Kathleen Sebelius weighed in on Monday, with an op-ed in USA Today, on the new and improved online federal exchange.

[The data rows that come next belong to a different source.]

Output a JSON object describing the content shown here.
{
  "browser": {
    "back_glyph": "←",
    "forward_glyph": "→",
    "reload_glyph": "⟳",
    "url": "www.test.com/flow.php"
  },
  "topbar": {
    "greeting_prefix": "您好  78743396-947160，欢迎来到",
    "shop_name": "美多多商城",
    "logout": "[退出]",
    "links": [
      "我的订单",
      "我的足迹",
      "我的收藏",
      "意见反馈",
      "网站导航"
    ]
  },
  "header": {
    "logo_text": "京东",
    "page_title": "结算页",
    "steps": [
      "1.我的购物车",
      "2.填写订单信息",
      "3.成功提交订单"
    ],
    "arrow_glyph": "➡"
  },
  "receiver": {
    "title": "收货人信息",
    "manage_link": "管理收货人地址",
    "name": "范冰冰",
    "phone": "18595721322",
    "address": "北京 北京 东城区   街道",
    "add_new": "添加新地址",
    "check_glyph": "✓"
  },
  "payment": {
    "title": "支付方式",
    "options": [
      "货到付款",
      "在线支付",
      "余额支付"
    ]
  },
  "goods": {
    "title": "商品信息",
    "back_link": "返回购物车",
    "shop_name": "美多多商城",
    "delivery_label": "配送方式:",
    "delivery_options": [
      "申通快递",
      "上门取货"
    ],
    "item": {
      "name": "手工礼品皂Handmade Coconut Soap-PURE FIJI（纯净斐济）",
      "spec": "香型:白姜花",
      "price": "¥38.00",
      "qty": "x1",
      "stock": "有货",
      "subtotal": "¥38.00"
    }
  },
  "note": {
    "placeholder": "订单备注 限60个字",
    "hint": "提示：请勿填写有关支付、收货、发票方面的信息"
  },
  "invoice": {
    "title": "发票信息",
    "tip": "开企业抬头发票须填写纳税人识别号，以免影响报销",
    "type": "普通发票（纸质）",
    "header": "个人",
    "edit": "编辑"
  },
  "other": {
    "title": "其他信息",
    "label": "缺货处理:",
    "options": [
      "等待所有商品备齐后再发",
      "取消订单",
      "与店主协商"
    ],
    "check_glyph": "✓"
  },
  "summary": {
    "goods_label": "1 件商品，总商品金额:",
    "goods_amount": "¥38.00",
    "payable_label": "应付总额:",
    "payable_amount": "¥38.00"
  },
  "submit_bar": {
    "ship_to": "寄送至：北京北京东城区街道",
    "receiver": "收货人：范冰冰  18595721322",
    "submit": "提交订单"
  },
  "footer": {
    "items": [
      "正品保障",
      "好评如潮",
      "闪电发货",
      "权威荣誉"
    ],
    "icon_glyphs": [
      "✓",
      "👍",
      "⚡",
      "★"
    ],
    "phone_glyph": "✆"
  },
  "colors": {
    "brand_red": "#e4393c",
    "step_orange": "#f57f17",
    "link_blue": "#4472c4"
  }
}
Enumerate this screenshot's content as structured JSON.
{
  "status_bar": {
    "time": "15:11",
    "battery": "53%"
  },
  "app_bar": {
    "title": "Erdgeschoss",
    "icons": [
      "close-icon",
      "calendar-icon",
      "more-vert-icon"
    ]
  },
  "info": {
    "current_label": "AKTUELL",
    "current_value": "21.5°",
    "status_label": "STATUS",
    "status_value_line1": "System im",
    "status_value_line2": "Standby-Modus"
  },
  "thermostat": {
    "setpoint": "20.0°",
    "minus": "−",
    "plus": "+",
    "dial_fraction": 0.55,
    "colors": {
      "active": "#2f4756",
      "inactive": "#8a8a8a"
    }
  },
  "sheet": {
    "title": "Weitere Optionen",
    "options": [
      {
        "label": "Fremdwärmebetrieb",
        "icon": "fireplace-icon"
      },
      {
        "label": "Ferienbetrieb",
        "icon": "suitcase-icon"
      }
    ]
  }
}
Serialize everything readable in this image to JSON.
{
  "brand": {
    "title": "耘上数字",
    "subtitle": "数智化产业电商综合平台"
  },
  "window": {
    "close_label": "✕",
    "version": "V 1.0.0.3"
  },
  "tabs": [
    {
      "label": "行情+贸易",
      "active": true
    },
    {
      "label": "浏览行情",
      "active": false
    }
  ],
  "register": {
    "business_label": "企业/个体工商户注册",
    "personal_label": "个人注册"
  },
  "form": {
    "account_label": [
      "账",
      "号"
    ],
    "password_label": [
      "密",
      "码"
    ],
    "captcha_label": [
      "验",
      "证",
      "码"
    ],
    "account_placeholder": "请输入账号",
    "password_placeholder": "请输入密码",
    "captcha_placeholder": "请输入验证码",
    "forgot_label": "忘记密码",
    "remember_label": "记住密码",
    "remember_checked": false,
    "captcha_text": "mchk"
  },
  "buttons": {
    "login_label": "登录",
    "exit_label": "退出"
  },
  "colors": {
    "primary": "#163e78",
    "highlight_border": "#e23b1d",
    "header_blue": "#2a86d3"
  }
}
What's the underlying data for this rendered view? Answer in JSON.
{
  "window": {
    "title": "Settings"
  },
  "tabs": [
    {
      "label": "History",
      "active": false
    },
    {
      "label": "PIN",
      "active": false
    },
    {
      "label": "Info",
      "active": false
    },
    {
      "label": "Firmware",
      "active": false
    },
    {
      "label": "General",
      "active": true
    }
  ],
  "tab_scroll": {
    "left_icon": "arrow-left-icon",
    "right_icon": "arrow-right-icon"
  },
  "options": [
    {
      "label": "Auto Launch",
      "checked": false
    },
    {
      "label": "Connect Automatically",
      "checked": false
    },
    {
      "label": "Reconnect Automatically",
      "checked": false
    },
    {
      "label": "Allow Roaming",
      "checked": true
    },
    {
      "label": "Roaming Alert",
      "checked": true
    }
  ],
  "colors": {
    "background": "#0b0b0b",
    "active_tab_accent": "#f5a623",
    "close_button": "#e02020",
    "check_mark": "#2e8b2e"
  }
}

The Health and Human Services secretary said the site today constitutes a ”dramatic improvement” over where it was on October 1, but doesn’t quite express full confidence in its ability to do what it is supposed to do.
In a message that echoes what administration officials have been telling the public for the past two months, she said, “You may want to visit HealthCare.gov in off-peak hours when there is less traffic — mornings, evenings, or on weekends.” And she continued to urge people to seek out alternate methods to sign up for coverage: via the federal hotline, in person with a navigator, or using a paper application.
Sebelius’s remarks underscore Sunday’s comments by Jeffrey Zeints, the administration official overseeing the fixes to the botched website, who said that traffic to the site in the coming weeks may surpass its new capacity as consumers rush to meet the new December 23 deadline to sign up for coverage that begins January 1.
Above all, Sebelius pleaded, “Please do not give up.” Her piece is another piece of evidence that while the Zeints and his colleagues have managed to improve the site, even the most ardent proponents of the law remain on the defensive, and uneasy about its ability to do the job.